> **Exercise goal**
When a line in the material contains the word "Quiz", copy it.

> **Data in this exercise**
+++++

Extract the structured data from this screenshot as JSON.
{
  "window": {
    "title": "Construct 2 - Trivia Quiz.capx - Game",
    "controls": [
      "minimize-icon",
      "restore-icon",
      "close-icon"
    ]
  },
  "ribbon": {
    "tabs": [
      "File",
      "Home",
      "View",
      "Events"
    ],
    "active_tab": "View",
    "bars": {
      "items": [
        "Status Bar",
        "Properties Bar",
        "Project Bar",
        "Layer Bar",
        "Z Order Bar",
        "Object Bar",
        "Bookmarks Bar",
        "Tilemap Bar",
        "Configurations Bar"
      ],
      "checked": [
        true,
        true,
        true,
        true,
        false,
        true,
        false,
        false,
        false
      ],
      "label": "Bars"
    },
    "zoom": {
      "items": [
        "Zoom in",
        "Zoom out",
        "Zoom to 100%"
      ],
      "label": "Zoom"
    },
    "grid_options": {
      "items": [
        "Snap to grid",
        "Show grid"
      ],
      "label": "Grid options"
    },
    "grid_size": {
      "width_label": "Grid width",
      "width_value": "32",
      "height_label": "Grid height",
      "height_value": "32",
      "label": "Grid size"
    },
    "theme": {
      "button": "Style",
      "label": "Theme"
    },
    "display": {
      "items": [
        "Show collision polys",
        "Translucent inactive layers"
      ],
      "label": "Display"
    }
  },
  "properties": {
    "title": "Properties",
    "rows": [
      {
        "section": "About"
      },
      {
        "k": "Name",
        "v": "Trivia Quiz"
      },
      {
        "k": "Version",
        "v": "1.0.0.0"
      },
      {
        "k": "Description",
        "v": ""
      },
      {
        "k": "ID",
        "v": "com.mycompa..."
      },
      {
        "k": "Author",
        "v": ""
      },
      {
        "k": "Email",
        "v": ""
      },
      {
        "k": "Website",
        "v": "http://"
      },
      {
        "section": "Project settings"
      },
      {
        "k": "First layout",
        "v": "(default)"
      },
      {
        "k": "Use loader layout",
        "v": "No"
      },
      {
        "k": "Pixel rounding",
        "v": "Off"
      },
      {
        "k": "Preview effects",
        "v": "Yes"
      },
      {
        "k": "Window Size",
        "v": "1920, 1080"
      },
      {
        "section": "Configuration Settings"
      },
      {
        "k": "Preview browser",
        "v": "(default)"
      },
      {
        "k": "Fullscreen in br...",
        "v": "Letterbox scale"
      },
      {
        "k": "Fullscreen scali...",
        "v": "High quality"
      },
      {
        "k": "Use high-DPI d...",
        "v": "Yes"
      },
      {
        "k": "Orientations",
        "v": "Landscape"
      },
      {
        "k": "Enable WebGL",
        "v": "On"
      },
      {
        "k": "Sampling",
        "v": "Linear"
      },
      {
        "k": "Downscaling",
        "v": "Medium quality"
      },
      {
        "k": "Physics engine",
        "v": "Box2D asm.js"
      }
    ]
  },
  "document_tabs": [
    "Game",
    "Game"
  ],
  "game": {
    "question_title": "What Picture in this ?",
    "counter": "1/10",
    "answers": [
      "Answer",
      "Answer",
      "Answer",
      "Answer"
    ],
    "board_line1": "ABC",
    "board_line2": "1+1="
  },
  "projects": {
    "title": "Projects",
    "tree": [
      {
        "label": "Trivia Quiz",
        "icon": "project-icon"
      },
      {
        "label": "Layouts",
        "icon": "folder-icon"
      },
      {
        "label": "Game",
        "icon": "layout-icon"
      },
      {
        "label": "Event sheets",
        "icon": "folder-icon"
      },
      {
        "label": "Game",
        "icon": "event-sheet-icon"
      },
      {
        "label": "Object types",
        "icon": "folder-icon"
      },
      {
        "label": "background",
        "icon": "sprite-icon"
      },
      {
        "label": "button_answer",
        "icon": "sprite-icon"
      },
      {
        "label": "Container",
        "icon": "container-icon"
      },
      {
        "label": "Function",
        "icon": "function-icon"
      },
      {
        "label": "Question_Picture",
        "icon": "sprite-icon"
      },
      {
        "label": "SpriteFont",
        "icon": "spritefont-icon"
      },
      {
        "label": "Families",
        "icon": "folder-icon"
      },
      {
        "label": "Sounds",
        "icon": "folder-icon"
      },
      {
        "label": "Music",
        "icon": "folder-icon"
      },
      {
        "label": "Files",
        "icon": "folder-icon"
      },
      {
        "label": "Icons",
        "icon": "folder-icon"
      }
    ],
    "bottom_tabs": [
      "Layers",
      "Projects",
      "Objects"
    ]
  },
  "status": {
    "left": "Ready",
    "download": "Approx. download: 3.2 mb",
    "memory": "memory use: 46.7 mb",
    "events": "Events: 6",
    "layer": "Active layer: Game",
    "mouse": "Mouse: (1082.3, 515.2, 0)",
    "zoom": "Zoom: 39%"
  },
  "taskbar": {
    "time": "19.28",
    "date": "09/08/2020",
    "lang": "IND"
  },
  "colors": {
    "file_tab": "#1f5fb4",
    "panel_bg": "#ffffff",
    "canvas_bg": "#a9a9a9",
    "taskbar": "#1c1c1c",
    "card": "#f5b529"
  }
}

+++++

> **Exercise answer**
    "title": "Construct 2 - Trivia Quiz.capx - Game",
        "v": "Trivia Quiz"
        "label": "Trivia Quiz",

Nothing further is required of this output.